WHAT IS REQUIRED:
Only lines that contain the word "ARestrepo" are to be returned from the data below.

DATASET:
_____
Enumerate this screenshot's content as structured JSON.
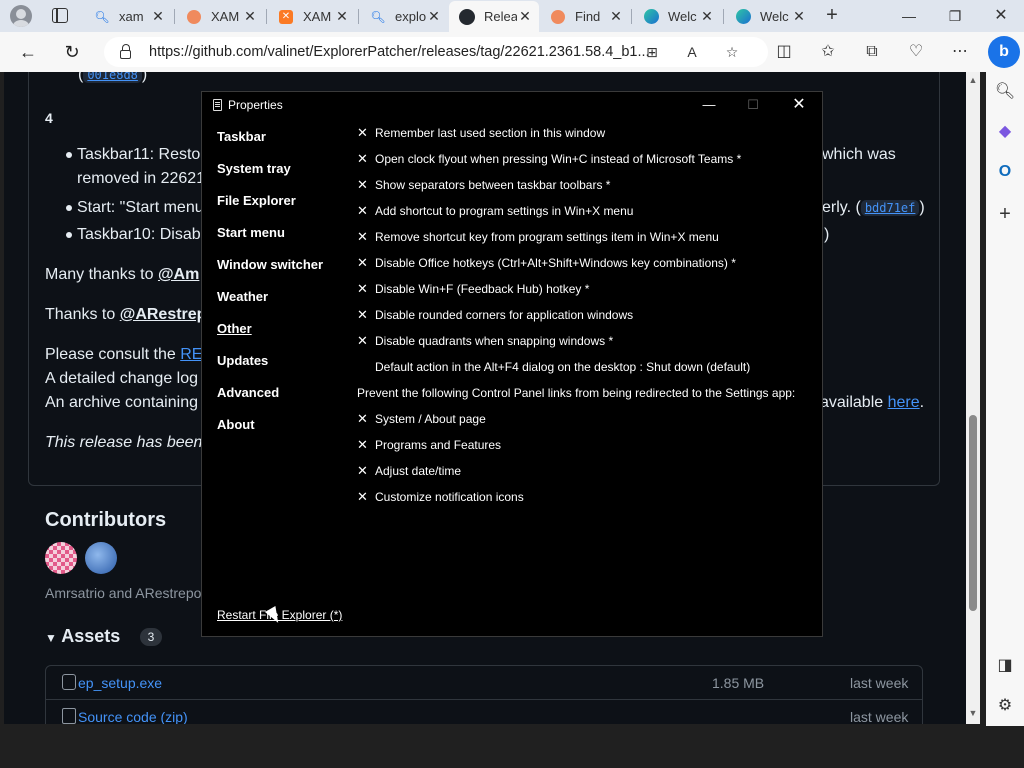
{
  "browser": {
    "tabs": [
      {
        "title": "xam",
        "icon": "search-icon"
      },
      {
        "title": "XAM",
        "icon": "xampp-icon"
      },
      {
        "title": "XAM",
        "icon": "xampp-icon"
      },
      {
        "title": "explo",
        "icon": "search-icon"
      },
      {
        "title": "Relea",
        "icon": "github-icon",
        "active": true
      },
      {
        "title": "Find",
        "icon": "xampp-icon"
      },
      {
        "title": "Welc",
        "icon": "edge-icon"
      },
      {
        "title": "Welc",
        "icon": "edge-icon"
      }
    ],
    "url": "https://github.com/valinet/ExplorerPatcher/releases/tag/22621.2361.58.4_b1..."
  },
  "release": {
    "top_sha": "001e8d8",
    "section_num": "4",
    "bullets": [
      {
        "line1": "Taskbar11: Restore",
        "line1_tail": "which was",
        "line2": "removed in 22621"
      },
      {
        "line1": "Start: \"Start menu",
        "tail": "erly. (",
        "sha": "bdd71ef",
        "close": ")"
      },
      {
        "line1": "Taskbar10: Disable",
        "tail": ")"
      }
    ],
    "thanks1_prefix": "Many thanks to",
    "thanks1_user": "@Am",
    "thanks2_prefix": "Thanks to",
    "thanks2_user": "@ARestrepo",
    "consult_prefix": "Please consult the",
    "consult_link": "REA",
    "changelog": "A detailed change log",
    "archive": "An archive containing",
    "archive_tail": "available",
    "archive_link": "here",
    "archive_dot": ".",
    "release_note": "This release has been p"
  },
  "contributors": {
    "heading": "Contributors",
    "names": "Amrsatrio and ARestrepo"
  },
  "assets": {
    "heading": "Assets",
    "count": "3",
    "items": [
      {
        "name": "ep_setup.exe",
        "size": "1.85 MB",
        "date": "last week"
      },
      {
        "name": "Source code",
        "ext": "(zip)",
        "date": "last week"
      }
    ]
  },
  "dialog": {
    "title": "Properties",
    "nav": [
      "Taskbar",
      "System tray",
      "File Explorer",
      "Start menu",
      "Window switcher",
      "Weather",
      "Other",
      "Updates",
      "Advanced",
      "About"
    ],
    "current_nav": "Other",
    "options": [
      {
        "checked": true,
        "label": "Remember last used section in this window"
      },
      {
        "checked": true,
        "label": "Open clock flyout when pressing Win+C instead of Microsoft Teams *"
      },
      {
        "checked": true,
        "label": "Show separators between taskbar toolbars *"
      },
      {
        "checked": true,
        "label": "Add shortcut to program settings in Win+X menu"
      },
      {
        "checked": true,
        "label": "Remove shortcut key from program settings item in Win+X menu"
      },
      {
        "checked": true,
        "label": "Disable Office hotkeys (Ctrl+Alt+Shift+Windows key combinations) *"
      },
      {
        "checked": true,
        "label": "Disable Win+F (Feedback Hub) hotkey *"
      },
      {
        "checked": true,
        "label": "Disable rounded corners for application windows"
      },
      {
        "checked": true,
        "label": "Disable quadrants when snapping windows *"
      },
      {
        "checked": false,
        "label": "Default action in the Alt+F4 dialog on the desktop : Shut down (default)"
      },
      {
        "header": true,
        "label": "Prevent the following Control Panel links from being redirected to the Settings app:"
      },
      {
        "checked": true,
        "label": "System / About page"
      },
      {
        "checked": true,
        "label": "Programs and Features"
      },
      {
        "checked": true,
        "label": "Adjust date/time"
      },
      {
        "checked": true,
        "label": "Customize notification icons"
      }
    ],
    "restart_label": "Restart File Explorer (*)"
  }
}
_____
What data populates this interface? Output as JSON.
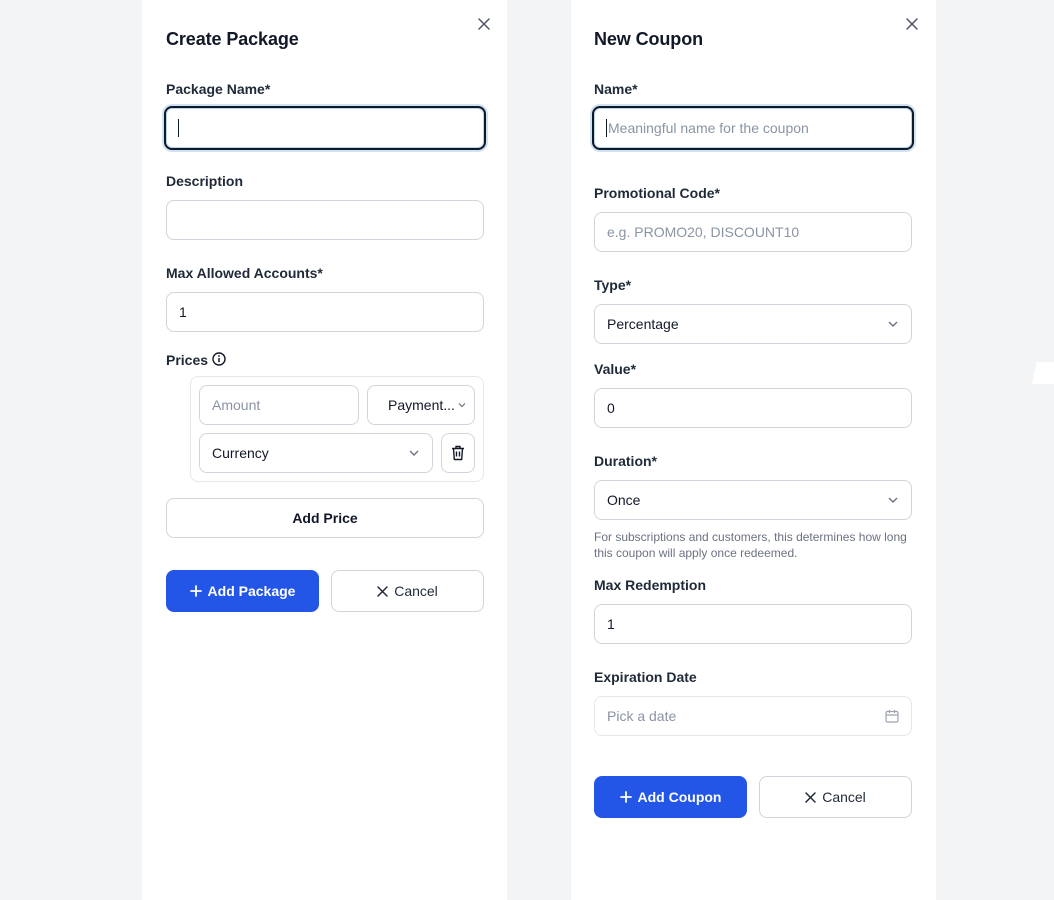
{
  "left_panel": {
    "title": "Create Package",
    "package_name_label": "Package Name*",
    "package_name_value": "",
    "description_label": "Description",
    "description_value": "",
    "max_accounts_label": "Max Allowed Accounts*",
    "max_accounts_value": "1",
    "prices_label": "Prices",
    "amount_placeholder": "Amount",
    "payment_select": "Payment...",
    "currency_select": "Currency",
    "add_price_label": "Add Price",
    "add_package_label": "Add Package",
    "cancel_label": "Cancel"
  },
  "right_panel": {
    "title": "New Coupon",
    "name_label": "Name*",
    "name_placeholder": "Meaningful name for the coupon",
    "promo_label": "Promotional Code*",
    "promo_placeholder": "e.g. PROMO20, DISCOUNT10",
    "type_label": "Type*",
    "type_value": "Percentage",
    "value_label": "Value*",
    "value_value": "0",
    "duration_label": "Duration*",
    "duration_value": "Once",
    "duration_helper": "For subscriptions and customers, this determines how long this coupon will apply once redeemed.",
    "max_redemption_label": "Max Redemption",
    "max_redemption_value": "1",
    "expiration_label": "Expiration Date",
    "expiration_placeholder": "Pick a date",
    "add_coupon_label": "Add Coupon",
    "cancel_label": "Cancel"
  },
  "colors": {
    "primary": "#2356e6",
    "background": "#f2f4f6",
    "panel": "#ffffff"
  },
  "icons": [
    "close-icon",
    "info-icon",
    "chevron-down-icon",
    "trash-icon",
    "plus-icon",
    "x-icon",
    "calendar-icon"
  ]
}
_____
FINISHED EXERCISE:
    "thanks2_user": "@ARestrepo",
    "names": "Amrsatrio and ARestrepo"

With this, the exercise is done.